Source material:
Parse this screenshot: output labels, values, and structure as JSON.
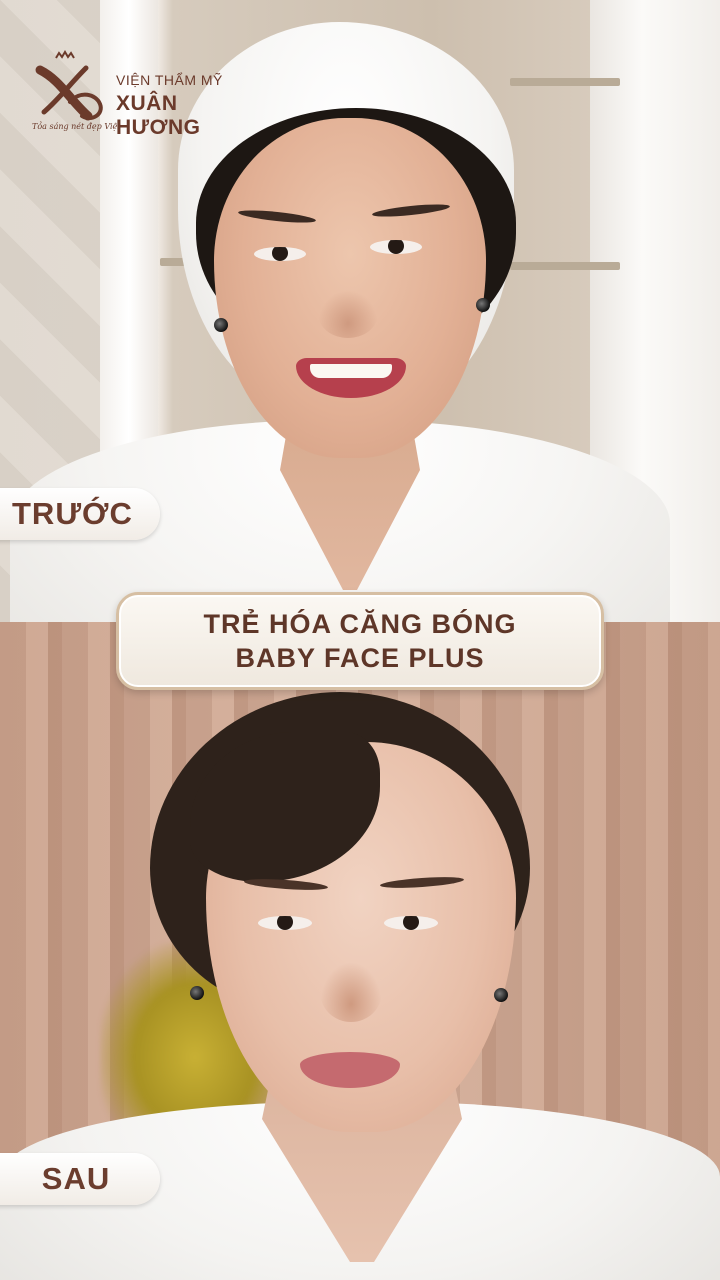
{
  "brand": {
    "line1": "VIỆN THẨM MỸ",
    "line2": "XUÂN HƯƠNG",
    "tagline": "Tỏa sáng nét đẹp Việt",
    "logo_icon": "xh-monogram-icon",
    "color": "#6b3a2b"
  },
  "labels": {
    "before": "TRƯỚC",
    "after": "SAU"
  },
  "banner": {
    "line1": "TRẺ HÓA CĂNG BÓNG",
    "line2": "BABY FACE PLUS"
  },
  "colors": {
    "label_text": "#6b3d2e",
    "banner_border": "#d6bfa3"
  }
}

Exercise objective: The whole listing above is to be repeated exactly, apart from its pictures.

Output:
Parse this screenshot: output labels, values, and structure as JSON.
{
  "brand": {
    "line1": "VIỆN THẨM MỸ",
    "line2": "XUÂN HƯƠNG",
    "tagline": "Tỏa sáng nét đẹp Việt",
    "logo_icon": "xh-monogram-icon",
    "color": "#6b3a2b"
  },
  "labels": {
    "before": "TRƯỚC",
    "after": "SAU"
  },
  "banner": {
    "line1": "TRẺ HÓA CĂNG BÓNG",
    "line2": "BABY FACE PLUS"
  },
  "colors": {
    "label_text": "#6b3d2e",
    "banner_border": "#d6bfa3"
  }
}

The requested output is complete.